Unfortunately, for reasons I have yet to understand, he cut off too much, leaving the trees leafless. Unbeknownst to me, it was illegal to do this. How did I find out? Just before Rosh Hashana, I received a two-page letter accompanied by five photos explaining and documenting the incident. With the help of David Pilpel, we crafted an extensive response (with pictures as well) and requested an opportunity to appeal the fine. 

Last week, we sort of had our “day in court.” The DPW made its case in front of a hearing officer and we were allowed three minutes for every “appeal speaker.”  In addition to myself, David Pilpel, Heddy Pilpel, and Vicki Keyak spoke as well. The proceedings were all via Zoom. We did our best to explain that we never intended to harm the trees (just protect people), couldn’t have anticipated that the gardener would excessively prune them, and can’t afford such a heavy fine. After all was said and done, we were told to expect a decision on our appeal in several weeks.  

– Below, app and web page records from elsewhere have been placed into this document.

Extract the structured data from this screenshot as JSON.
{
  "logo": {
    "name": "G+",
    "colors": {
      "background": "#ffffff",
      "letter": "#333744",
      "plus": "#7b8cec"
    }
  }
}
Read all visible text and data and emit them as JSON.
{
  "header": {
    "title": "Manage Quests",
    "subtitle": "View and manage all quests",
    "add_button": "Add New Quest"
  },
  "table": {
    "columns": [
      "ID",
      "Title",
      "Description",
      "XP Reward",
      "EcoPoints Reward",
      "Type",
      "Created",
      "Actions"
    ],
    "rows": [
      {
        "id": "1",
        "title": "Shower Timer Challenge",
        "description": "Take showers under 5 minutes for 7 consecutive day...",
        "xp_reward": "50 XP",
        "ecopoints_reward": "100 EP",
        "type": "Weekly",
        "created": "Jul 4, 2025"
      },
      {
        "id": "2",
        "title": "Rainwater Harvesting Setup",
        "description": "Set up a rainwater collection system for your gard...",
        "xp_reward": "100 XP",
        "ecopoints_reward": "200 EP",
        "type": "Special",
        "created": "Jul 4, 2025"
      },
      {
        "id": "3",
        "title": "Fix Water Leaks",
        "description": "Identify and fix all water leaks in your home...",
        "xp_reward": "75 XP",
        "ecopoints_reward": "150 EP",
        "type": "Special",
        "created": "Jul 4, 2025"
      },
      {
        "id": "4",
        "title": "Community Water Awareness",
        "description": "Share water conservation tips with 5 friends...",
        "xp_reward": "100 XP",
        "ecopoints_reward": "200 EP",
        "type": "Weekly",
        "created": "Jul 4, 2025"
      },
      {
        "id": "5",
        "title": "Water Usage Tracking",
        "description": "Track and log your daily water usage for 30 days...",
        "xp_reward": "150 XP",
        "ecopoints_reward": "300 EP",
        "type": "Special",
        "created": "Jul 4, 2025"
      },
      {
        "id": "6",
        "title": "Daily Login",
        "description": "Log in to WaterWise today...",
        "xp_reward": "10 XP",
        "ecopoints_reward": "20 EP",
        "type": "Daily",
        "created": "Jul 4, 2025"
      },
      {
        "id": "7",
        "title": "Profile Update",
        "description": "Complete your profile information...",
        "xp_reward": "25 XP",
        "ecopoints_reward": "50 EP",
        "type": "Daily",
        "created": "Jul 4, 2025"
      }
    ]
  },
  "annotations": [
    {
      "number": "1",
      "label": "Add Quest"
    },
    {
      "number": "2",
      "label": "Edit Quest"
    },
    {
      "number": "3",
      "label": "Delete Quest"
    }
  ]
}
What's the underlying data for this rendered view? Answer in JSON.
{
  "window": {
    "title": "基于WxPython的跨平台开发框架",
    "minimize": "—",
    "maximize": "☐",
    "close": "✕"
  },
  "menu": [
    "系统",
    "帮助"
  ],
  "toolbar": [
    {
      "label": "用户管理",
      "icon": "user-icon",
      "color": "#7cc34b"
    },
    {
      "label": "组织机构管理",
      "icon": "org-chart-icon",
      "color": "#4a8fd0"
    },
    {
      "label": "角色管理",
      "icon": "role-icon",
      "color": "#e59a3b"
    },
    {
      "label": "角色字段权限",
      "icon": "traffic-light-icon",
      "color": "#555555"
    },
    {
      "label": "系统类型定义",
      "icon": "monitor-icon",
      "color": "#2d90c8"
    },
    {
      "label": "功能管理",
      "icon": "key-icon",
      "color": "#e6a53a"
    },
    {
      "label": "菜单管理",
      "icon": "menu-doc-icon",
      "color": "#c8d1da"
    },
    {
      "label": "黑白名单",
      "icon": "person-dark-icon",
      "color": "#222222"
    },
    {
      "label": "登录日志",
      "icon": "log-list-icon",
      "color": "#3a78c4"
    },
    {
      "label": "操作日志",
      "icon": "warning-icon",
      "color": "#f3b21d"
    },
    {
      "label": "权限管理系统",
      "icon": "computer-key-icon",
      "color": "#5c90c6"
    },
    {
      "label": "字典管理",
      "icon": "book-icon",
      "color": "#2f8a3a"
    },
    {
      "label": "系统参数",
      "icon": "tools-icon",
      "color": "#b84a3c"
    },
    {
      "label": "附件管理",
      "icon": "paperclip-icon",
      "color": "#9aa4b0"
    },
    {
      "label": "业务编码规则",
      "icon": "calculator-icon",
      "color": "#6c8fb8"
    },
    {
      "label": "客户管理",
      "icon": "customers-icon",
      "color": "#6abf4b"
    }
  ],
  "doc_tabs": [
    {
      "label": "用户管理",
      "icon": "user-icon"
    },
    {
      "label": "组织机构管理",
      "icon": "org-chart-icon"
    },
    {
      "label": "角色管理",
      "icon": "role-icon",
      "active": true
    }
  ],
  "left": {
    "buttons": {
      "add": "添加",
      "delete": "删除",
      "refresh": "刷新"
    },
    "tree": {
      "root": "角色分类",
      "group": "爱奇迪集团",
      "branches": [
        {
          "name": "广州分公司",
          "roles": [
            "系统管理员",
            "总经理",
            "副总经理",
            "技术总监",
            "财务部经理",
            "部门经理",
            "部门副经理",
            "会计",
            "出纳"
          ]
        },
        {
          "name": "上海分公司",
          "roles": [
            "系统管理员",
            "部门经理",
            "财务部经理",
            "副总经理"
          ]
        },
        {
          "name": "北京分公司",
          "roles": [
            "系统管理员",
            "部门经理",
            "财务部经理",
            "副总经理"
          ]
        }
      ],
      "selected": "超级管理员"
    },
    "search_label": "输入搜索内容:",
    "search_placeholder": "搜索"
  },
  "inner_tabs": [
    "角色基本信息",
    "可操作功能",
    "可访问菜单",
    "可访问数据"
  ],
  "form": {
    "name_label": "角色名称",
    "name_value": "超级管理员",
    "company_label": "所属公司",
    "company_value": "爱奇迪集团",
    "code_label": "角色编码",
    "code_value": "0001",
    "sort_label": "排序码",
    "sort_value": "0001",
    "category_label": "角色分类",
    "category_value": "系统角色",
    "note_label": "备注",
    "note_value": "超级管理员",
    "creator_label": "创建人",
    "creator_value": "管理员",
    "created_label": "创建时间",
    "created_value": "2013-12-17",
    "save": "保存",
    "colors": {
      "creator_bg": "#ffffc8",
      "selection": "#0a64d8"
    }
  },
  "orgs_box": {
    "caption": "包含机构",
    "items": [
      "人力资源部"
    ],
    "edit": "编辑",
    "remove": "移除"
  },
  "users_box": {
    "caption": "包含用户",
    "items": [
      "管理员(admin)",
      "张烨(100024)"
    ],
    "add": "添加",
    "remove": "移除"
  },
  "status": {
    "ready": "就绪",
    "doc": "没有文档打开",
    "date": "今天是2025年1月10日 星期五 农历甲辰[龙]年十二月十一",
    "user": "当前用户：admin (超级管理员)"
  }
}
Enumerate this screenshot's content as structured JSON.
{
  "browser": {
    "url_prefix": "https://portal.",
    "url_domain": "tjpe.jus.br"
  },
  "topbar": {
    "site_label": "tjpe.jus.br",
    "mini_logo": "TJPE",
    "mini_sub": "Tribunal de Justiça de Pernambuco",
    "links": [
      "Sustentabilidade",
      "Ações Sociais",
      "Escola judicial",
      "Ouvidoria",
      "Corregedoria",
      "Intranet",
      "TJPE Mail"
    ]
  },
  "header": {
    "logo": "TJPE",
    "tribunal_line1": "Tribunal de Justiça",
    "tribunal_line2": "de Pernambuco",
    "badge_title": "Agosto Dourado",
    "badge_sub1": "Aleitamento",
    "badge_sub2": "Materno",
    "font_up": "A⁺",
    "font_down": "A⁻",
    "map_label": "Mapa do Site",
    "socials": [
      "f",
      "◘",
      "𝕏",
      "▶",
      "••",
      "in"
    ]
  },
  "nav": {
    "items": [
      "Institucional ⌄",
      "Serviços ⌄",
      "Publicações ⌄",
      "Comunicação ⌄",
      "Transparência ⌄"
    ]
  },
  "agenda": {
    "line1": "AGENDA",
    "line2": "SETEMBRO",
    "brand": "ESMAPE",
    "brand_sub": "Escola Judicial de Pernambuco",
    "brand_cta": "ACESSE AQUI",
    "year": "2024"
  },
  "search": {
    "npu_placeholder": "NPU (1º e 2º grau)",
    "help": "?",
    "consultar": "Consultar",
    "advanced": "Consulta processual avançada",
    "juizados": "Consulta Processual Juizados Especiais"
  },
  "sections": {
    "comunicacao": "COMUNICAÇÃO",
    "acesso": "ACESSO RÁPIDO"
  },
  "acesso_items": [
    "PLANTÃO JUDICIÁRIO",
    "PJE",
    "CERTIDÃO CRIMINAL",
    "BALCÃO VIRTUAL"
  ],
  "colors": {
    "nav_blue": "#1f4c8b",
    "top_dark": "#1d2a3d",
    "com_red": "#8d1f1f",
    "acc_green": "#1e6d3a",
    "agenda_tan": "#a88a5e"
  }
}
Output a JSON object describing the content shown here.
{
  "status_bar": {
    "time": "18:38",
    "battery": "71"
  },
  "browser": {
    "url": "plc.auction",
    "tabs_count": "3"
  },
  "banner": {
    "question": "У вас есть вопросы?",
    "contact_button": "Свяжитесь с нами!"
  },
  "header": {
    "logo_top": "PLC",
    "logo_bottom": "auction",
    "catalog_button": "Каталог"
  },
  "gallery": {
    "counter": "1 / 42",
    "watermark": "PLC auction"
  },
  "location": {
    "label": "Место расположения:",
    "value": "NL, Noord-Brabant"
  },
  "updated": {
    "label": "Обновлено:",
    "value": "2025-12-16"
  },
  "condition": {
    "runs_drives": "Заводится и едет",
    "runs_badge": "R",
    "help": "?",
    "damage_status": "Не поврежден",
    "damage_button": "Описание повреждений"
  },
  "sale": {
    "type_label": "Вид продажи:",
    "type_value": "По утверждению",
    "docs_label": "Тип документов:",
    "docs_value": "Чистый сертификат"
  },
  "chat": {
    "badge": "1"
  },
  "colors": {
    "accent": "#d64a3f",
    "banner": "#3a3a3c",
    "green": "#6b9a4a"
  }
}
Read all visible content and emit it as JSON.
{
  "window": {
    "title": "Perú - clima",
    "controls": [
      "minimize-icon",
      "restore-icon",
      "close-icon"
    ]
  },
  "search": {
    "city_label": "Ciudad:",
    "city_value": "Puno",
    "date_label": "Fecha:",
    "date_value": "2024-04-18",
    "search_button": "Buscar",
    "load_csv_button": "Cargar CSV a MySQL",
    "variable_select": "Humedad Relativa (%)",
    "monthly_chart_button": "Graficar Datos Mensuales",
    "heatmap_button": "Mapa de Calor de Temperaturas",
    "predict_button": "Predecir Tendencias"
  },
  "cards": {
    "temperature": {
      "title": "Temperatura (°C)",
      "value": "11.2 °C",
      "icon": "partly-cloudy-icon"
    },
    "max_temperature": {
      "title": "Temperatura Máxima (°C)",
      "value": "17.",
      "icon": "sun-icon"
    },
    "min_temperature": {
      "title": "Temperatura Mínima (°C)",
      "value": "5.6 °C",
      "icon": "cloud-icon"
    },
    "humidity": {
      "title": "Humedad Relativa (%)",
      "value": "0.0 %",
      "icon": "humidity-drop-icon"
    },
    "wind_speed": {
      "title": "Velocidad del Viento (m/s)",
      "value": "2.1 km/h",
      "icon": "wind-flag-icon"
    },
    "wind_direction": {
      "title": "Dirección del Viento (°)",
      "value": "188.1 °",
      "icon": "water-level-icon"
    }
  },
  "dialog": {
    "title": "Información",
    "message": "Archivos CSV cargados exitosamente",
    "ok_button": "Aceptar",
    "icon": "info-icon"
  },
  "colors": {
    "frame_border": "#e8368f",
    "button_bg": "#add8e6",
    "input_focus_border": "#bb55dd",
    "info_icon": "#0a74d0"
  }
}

Truthfully, I was very impressed with DPW’s thorough presentation and learned a lot from it. If all the city’s departments ran as well as this one, San Francisco would be a very well-run city. After reflecting on the DPW’s presentation, which stated that the most important thing to them isn’t the money, but tree preservation, I came up with the following proposal. 

Adath Israel would do several things in lieu of the fine:

  1. Inform its membership of what happened AND what one needs to know about street tree care, as well as caring for trees on one’s property that are within ten feet of the public right-of-way.
  2. Ask the J Weekly, as a public service and in honor of Tu B’Shvat, to inform the Jewish community at large about the city’s tree regulations.
  3. Make sure that the Northern California Board of Rabbis are made aware of the city’s tree regulations and ask that they share the information with their congregations. 

So, what do we need to know?

  1. Trees are more than just beautiful additions to urban life. They are an essential component of the city's ecosystem and provide enormous environmental and social benefits. They help manage stormwater, reduce air pollution, sequester carbon, save energy, increase property values, provide wildlife habitat, calm traffic, provide a more pleasant pedestrian experience and benefit human health. 
  2. Therefore, before doing anything to either a street tree or a tree located on your property that is within 10 feet of the public right-of-way, please check the SFDPW tree website or the Urban Forestry Ordinance.